But Edward did go for a ride on my pony once, just once, and that was enough to end his foray into the equine world. You are probably thinking he fell off my pony and cracked his skull, right? But he didn’t fall off. I took him for a bareback ride in the woods. I was in front and Edward sat behind me, his pale freckled arms around my waist and we rode way into the woods and down to the creek behind the Pabst’s barn. Then I took him to my favorite look out, this rocky cliff that looked down over a little valley that I always imagined myself to be an indian lookout on. It was here that Edward decided he was afraid and didn’t want to ride anymore, he wanted to get down and walk. So I said, fine, suit yourself, and Edward slid off my pony and we began our trek home. Me up front walking on my pony and Edward, the boy from Yorktown Heights trudging behind me. What happened next is so simple its ludicrous...Edward tripped on a rock and fell and hit his head on another rock, a sharp one. He sat up bleeding, I mean like a stuck boar, and me, being a tough kid, I said something like, “Geez Edward, get up, you’re fine. Let’s go back to my house, I know how to fix you up.” And so I rode my pony and Edward stumbled behind me looking like something out of a horror film and when we get back to my house, nobody is home. I made Edward wait in the yard, yes, I made him hold my pony, and I went in the house, ran upstairs to my grandmother’s bathroom where, in a cabinet, she kept a large brown glass bottle with a small label...the label had only three words typed on it, yes typed, by a pharmacist, Tincture of Green.

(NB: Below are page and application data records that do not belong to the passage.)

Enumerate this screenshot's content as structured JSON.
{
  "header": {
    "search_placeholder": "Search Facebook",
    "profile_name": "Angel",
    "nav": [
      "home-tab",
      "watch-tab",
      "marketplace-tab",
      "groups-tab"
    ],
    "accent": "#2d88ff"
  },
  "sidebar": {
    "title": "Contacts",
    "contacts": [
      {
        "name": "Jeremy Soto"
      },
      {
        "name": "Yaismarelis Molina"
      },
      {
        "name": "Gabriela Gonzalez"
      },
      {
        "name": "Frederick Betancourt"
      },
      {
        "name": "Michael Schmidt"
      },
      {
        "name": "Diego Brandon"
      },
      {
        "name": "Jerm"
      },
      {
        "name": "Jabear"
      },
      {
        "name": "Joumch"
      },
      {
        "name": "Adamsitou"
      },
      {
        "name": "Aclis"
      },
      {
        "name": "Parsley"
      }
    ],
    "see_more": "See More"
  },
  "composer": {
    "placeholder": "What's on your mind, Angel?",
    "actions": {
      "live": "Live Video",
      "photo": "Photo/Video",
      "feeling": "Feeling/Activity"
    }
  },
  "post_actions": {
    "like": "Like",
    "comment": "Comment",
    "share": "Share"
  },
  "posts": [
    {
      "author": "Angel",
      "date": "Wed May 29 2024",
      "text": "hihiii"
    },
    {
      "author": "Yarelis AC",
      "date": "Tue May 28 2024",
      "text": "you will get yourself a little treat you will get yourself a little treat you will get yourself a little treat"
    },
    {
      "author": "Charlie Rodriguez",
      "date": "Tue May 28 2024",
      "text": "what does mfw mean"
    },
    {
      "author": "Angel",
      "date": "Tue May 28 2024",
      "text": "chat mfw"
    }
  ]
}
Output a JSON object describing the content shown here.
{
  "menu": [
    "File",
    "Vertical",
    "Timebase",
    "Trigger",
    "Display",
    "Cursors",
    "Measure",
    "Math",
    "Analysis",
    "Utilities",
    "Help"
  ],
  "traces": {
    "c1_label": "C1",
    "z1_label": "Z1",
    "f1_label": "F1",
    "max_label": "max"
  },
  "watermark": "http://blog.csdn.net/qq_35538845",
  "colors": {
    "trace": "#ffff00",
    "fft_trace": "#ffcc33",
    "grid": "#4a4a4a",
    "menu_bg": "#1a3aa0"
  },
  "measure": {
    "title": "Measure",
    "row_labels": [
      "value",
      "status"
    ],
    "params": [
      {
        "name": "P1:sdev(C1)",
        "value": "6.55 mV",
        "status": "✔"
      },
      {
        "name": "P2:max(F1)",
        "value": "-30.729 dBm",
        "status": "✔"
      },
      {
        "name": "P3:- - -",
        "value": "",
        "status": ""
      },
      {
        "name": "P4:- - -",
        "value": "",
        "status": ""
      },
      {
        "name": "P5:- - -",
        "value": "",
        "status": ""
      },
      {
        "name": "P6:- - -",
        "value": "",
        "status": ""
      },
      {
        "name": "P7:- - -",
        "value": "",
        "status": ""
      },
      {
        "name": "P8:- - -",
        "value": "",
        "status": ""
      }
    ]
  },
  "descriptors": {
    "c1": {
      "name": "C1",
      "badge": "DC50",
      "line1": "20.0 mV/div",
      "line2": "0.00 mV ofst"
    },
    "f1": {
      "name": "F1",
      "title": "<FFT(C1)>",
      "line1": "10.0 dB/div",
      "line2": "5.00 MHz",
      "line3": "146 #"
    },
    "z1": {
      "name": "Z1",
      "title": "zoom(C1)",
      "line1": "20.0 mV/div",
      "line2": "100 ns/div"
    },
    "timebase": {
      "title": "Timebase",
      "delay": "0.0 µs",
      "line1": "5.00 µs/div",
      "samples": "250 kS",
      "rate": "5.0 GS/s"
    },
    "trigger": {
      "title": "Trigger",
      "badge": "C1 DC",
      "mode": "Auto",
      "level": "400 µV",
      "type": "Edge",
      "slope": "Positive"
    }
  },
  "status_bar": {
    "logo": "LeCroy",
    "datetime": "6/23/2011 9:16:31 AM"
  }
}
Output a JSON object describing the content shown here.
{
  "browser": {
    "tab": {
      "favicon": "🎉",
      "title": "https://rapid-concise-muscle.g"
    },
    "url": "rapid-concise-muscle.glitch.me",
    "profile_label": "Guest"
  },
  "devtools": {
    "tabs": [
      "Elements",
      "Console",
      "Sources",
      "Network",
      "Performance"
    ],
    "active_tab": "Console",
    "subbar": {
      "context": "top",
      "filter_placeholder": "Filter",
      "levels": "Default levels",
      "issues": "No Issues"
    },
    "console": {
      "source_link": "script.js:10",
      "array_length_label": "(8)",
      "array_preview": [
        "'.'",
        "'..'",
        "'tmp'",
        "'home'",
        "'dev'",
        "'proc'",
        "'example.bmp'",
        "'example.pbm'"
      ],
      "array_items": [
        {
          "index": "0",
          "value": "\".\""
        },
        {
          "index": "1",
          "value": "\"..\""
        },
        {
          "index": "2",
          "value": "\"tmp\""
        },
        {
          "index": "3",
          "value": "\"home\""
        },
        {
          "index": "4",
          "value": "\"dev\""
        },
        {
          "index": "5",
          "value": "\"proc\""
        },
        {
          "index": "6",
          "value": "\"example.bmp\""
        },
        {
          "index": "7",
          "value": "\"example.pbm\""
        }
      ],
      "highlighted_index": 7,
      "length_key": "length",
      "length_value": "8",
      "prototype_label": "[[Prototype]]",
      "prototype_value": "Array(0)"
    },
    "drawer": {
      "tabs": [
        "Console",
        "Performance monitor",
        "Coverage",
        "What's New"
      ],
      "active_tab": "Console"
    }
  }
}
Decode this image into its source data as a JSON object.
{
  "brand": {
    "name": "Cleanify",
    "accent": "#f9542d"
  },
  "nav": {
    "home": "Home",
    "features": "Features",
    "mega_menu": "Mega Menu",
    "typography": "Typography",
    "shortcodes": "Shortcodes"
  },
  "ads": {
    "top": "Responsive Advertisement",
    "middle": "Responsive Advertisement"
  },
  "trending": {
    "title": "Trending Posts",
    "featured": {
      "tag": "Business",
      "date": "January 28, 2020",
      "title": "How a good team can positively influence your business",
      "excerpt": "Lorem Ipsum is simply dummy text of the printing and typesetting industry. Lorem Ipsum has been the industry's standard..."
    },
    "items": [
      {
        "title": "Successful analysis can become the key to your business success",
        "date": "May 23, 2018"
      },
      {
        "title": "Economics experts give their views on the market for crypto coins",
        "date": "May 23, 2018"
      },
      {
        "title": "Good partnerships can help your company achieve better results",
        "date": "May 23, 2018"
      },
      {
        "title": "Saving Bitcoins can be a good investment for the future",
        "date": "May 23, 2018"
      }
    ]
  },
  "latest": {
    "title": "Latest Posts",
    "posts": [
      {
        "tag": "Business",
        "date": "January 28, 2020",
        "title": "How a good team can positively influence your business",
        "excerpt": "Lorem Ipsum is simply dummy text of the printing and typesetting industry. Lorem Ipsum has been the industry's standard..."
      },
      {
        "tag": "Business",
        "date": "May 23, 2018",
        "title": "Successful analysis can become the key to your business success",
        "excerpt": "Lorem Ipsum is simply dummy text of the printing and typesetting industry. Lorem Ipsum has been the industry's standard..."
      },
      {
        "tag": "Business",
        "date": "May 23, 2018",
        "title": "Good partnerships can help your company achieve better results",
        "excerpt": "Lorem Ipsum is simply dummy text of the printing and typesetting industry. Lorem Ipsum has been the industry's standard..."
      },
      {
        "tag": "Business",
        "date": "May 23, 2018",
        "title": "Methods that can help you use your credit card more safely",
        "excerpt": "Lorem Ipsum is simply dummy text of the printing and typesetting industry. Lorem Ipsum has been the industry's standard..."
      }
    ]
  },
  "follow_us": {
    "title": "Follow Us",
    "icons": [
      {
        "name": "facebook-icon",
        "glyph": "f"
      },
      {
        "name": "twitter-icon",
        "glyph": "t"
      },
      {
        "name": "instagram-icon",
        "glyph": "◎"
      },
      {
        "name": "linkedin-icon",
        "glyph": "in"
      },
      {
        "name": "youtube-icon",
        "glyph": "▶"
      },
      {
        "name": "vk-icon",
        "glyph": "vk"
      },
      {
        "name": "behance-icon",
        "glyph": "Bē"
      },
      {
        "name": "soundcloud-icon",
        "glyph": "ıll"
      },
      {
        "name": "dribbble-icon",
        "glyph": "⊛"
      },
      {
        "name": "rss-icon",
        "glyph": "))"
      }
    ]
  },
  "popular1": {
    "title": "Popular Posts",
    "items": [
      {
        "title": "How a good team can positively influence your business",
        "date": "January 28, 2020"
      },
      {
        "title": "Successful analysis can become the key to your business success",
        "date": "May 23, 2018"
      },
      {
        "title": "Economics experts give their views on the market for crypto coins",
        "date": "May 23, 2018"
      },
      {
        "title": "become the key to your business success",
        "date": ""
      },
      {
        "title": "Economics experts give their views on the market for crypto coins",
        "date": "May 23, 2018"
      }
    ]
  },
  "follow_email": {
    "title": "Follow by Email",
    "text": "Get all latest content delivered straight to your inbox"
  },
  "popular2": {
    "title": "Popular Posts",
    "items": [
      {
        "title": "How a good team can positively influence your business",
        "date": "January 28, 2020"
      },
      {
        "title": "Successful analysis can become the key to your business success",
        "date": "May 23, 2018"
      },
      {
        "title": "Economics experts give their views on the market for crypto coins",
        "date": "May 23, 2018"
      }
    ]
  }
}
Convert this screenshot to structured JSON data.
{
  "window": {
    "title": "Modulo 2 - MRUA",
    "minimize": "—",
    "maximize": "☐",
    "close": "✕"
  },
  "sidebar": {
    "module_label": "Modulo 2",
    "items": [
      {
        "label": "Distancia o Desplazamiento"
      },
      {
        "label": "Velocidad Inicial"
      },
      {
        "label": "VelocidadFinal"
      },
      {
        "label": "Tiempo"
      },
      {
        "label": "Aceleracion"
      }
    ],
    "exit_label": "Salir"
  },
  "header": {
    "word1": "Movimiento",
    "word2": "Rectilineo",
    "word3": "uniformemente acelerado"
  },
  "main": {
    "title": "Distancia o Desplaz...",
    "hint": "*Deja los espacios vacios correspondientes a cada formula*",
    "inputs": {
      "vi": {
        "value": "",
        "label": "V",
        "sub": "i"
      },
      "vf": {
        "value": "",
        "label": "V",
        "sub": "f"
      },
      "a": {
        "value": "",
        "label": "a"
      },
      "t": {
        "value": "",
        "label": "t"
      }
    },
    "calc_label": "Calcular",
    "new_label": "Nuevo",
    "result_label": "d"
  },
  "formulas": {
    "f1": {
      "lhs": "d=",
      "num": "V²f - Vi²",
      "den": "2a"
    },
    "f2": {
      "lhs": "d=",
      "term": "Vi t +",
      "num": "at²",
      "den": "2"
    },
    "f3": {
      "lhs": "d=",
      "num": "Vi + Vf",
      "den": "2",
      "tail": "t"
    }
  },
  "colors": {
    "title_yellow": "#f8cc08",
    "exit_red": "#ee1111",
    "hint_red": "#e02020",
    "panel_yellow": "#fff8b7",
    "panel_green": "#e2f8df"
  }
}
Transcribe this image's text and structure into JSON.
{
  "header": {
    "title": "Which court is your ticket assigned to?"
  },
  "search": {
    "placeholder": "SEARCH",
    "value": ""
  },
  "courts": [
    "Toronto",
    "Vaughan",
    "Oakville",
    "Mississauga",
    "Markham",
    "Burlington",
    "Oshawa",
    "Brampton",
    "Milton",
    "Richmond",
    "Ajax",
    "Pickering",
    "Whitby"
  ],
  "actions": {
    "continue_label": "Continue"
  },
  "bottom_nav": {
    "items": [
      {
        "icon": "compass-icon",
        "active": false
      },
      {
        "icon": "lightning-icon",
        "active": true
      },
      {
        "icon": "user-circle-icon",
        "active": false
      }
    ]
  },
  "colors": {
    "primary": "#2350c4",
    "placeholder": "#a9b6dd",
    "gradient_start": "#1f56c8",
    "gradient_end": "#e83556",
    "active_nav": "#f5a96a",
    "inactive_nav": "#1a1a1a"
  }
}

I ran back out in the yard and found my pony nuzzling a dazed and bleeding Edward. I opened the bottle and told Edward to sit down. “Okay, my grandmother puts this on all my cuts and bruises, and sometimes, she washes my hands with it. It stings, but...okay, here goes!” and I poured the Tincture of Green on Edward’s bloody head and Edward let out a scream that came from the bottom of his boy soul. I stood back and sort of laughed...I wasn’t expecting such a noise to come from Edward, but considering his mother’s vocal talent, it wasn’t that surprising. I was hoping the Tincture of Green would stop the bleeding. But it didn’t. So I put my pony away and wrapped Edward’s head in a rub rag...yes a rub rag, that’s a towel kept in the barn to rub the horses down with. And I took Edward’s hand and led him back home. I knocked on the Hitz’s front door and Mrs. Hitz appeared in the hallway. When she saw me standing at the door with Edward teetering by my side in a bloody turbin, she went completely haywire. She exploded through the storm door and got down on her knees in front of Edward and started screaming ”Jeeezus, Mary, and Joseph, Jeeezus, Mary, and Joseph, JEEEZUS, MARY, AND JOSEPH!!!!“ She wrenched him into the house and I went home. That night my grandmother got a call from Mrs. Hitz -- Edward had received several stitches in his head and I was banned from playing with him anymore. It was all for the best really, I believed that sooner or later Edward was going to do something REALLY bad and I was going to get blamed for it.

Part Two? Winter Sports...